The study, released by the International and American Associations for Dental Research, reveals that some 743 million people around the world — about 11 percent of the global population — suffer from severe periodontal disease; that percentage hasn’t changed significantly since 1990. The study also shows that while an individual’s chance of developing this condition rises gradually with age, there is a steep increase in people between 30 and 40 years old, with a peak at age 38.
If severe periodontal disease is such a major concern, why isn’t it “on the radar”? A 2010 report from the U.S. Surgeon General, titled “Oral Health: The Silent Epidemic,” gives some clues. For one thing, diseases related to oral health don’t always produce dramatic symptoms: Even tooth loss, for example, is sometimes (wrongly) regarded as an inevitable consequence of aging, when it’s more often the result of disease or injury. For another, these conditions disproportionately affect people whose voices aren’t always heard: children, the elderly, and the disadvantaged.
Severe periodontal disease is clearly a challenge to the public health. But what can you do as an individual? Plenty! The good news about periodontal disease is that it is largely preventable, and very treatable. Prevention is chiefly a matter of maintaining good oral hygiene.

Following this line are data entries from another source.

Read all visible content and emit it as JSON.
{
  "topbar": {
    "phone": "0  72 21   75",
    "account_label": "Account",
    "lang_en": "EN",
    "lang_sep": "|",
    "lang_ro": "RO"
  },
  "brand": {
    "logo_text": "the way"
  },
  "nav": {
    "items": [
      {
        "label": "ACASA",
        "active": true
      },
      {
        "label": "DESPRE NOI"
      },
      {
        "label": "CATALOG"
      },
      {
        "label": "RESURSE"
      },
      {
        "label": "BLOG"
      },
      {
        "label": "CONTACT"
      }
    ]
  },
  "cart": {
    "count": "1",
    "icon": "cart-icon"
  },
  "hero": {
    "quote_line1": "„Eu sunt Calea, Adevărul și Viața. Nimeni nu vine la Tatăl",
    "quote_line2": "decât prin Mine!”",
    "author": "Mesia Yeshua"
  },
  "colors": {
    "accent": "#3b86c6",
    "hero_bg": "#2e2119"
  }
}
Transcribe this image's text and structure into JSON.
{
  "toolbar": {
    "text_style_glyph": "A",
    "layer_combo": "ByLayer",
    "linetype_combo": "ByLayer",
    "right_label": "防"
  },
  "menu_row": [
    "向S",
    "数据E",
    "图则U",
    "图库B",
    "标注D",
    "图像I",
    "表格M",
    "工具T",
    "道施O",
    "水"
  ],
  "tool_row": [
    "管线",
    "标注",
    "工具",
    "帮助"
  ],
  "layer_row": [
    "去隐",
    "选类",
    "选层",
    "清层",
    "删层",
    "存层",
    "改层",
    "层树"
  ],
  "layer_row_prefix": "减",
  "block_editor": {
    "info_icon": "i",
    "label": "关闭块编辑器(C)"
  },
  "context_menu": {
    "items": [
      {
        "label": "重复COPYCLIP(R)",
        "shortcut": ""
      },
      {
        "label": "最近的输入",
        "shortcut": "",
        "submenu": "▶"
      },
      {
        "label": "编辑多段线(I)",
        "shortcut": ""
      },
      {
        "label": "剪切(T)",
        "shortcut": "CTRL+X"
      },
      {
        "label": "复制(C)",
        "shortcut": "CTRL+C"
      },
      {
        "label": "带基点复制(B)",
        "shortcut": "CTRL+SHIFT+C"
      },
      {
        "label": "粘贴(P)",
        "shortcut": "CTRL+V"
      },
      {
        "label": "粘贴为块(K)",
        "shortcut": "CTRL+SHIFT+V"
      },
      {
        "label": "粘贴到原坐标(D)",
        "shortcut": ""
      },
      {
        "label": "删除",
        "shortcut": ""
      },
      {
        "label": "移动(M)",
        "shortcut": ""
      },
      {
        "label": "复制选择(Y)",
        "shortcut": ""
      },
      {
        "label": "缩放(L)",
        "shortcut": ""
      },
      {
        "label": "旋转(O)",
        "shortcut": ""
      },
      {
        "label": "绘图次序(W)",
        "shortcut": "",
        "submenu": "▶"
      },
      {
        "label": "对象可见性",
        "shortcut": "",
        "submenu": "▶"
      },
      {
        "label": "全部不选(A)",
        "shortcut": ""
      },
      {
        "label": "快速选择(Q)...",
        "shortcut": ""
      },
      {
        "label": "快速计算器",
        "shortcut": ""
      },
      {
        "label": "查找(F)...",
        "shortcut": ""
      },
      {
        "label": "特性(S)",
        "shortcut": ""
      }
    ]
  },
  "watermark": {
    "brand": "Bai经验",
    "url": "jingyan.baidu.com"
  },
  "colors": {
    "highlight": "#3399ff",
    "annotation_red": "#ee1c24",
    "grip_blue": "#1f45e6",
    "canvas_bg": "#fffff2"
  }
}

Have you flossed lately? Is your brushing technique up to snuff? Do you avoid sugary snacks and beverages (especially between meals), and visit your dentist for regular checkups? If so, you’ve taken some major steps toward preventing periodontal disease. But despite their best efforts, it is difficult for some people to control periodontal disease without extra assistance. That’s where a periodontist can help.
Periodontists are concerned with treating problems of the gums. We use a number of methods to combat periodontal disease — including removing plaque bacteria, restoring healthy tissue, and educating people about how to maintain better oral hygiene at home. Your general dentist may refer you to a periodontist if warning signs are noticed, but you don’t need a referral to come in for an exam. If you notice the symptoms of periodontal disease — redness or inflammation of the gums, a bad taste or odor in your mouth, or any amount of bleeding when you brush — then it may be time to have your gums checked.